Committee Success Story: The tweet that changed everything

Our Area Councils and Regional Committees (Women’s, Human Rights and Young Workers) were faced with quite the challenge these past few months. How do you operate in the midst of a pandemic? Well, they certainly adapted and continued their important work! The Committee Success Stories is designed to highlight the successful work accomplished by our various committees in the Atlantic Region.


The tweet that changed everything

This story begins with a tweet sent by the Mayor of Charlottetown, Philip Brown.

After publishing that message on his social media networks on the morning of June 15th, Dan Aiken, the Chairperson of the PEI Area Council knew he had to do something because the message that the Mayor had published was inaccurate and damaging to the image of public sector workers who were still going above and beyond, even during the pandemic.

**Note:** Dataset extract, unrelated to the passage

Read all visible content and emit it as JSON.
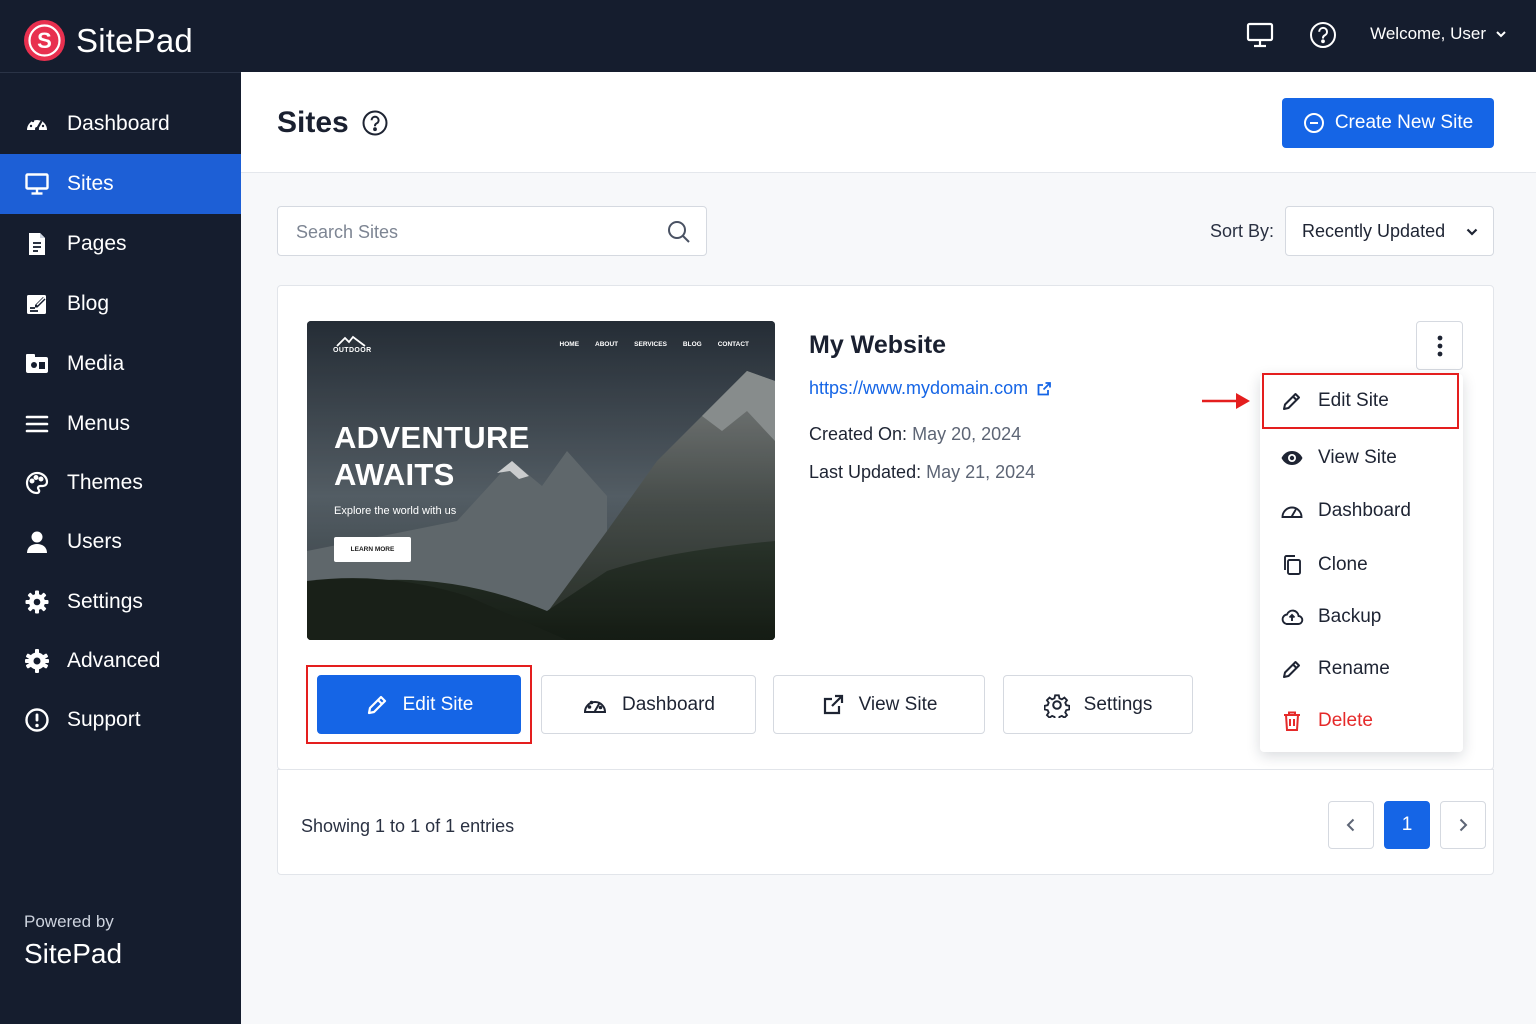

In addition to that, it couldn’t have been  worst timing since it was the beginning of National Public Service Week.

We made initial contact with the communications staff of the Mayor’s office to raise our concerns. We were told that this was a mistake, that the Mayor was indeed aware that PSAC members were still working and that he would retract the message. We agreed to hold back until 1:30 pm in order to give the Mayor the time to change his message. By 3 o’clock, no changes posted on social media. Dan then called the Mayor directly and left him a voicemail instructing him that we would reply on social media if he didn’t rectify the situation by 4:30. Still nothing. We went ahead and replied to the Mayor’s erroneous post on social media in order to ensure that our members were represented and that the facts of the situation were presented.

In the early evening, the Mayor called Dan to discuss the situation. Dan explained that PSAC members had been working during this pandemic and as usual, Canadians could always rely on public servants and a pandemic wouldn’t waver that commitment. Dan went on to explain that the words the Mayor had chosen were not accurate of the situation and he needed to fix that as soon as possible. The Mayor did change his message online to reflect the fact that PSAC had been working all along.

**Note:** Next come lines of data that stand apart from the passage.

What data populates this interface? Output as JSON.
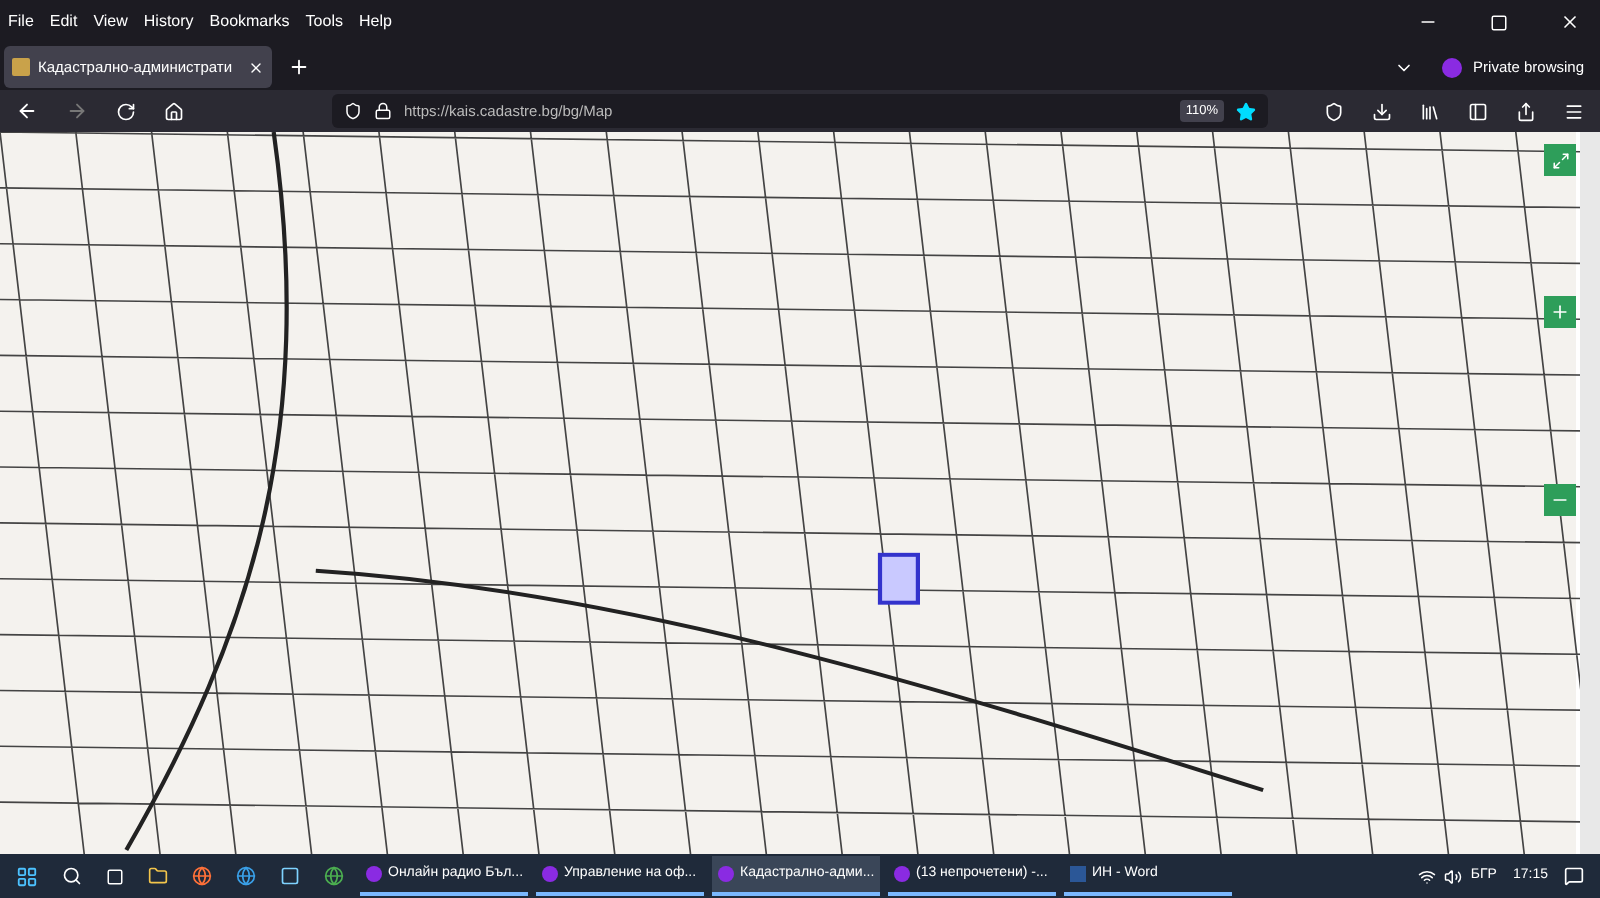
{
  "menu_bar": [
    "File",
    "Edit",
    "View",
    "History",
    "Bookmarks",
    "Tools",
    "Help"
  ],
  "tabs": [
    {
      "label": "Кадастрално-администрати",
      "selected": true
    }
  ],
  "private_label": "Private browsing",
  "address_bar": {
    "value": "https://kais.cadastre.bg/bg/Map",
    "zoom": "110%"
  },
  "taskbar": {
    "items": [
      {
        "label": "Онлайн радио Бъл...",
        "kind": "browser",
        "selected": false
      },
      {
        "label": "Управление на оф...",
        "kind": "browser",
        "selected": false
      },
      {
        "label": "Кадастрално-адми...",
        "kind": "browser",
        "selected": true
      },
      {
        "label": "(13 непрочетени) -...",
        "kind": "browser",
        "selected": false
      },
      {
        "label": "ИН - Word",
        "kind": "word",
        "selected": false
      }
    ],
    "language": "БГР",
    "time": "17:15"
  }
}
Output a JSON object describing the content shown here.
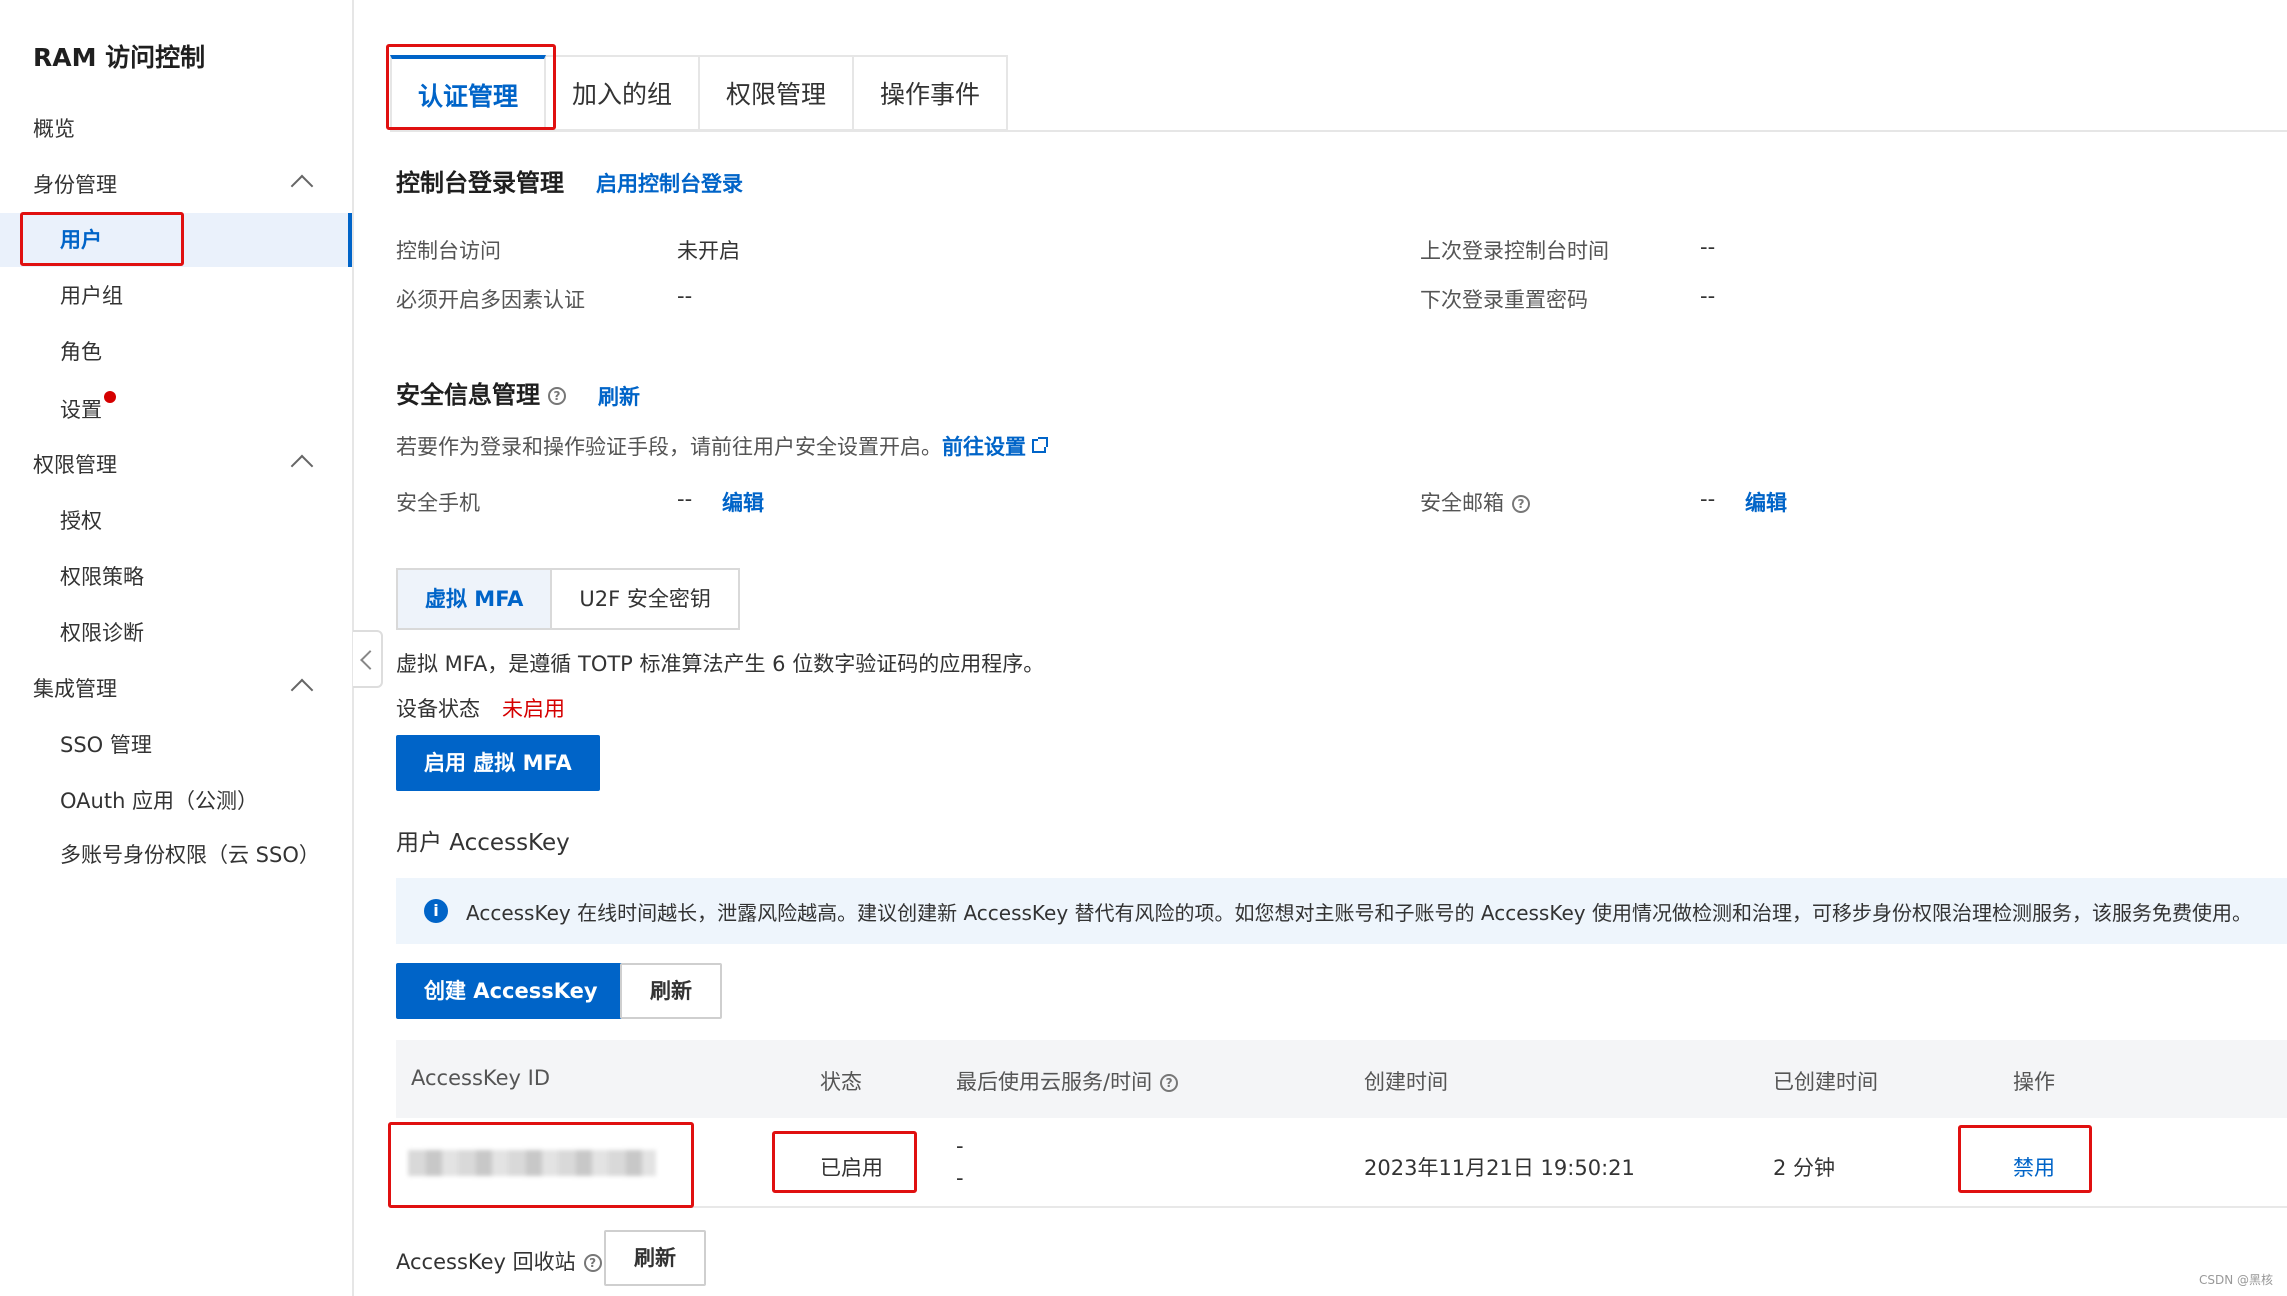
{
  "sidebar": {
    "title": "RAM 访问控制",
    "items": [
      {
        "label": "概览"
      },
      {
        "label": "身份管理"
      },
      {
        "label": "用户"
      },
      {
        "label": "用户组"
      },
      {
        "label": "角色"
      },
      {
        "label": "设置"
      },
      {
        "label": "权限管理"
      },
      {
        "label": "授权"
      },
      {
        "label": "权限策略"
      },
      {
        "label": "权限诊断"
      },
      {
        "label": "集成管理"
      },
      {
        "label": "SSO 管理"
      },
      {
        "label": "OAuth 应用（公测）"
      },
      {
        "label": "多账号身份权限（云 SSO）"
      }
    ]
  },
  "tabs": [
    "认证管理",
    "加入的组",
    "权限管理",
    "操作事件"
  ],
  "console": {
    "title": "控制台登录管理",
    "enable_link": "启用控制台登录",
    "access_label": "控制台访问",
    "access_value": "未开启",
    "mfa_required_label": "必须开启多因素认证",
    "mfa_required_value": "--",
    "last_login_label": "上次登录控制台时间",
    "last_login_value": "--",
    "reset_pwd_label": "下次登录重置密码",
    "reset_pwd_value": "--"
  },
  "security": {
    "title": "安全信息管理",
    "refresh_link": "刷新",
    "desc": "若要作为登录和操作验证手段，请前往用户安全设置开启。",
    "goto_link": "前往设置",
    "phone_label": "安全手机",
    "phone_value": "--",
    "phone_edit": "编辑",
    "email_label": "安全邮箱",
    "email_value": "--",
    "email_edit": "编辑"
  },
  "mfa": {
    "tabs": [
      "虚拟 MFA",
      "U2F 安全密钥"
    ],
    "desc": "虚拟 MFA，是遵循 TOTP 标准算法产生 6 位数字验证码的应用程序。",
    "status_label": "设备状态",
    "status_value": "未启用",
    "enable_button": "启用 虚拟 MFA"
  },
  "accesskey": {
    "title": "用户 AccessKey",
    "alert": "AccessKey 在线时间越长，泄露风险越高。建议创建新 AccessKey 替代有风险的项。如您想对主账号和子账号的 AccessKey 使用情况做检测和治理，可移步身份权限治理检测服务，该服务免费使用。",
    "create_button": "创建 AccessKey",
    "refresh_button": "刷新",
    "columns": [
      "AccessKey ID",
      "状态",
      "最后使用云服务/时间",
      "创建时间",
      "已创建时间",
      "操作"
    ],
    "rows": [
      {
        "status": "已启用",
        "last_used_1": "-",
        "last_used_2": "-",
        "created": "2023年11月21日 19:50:21",
        "age": "2 分钟",
        "action": "禁用"
      }
    ],
    "recycle_label": "AccessKey 回收站",
    "recycle_refresh": "刷新"
  },
  "watermark": "CSDN @黑核",
  "colors": {
    "primary": "#0064c8",
    "danger": "#d50000",
    "highlight_box": "#e01010"
  }
}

A few days later, the Mayor reached out to Dan and asked to obtain a lawn sign to display at City Hall and at his personal residence.

(From left to right: Dan Aiken, Debi Buell and Mayor Philip Brown)

Dan sums up the situation: “This was a clear case where PSAC political activism worked to the benefit of our members. The Mayor has a big platform by which to shape public opinion and by spreading the message that federal public sector employees were not working he was negatively affecting our members. As a team, we acted quickly and decisively, and the end result is that an elected leader who was pushing a policy which would harm our membership is almost certain to pick up the phone and call us the next time he wants to say something about government workers.”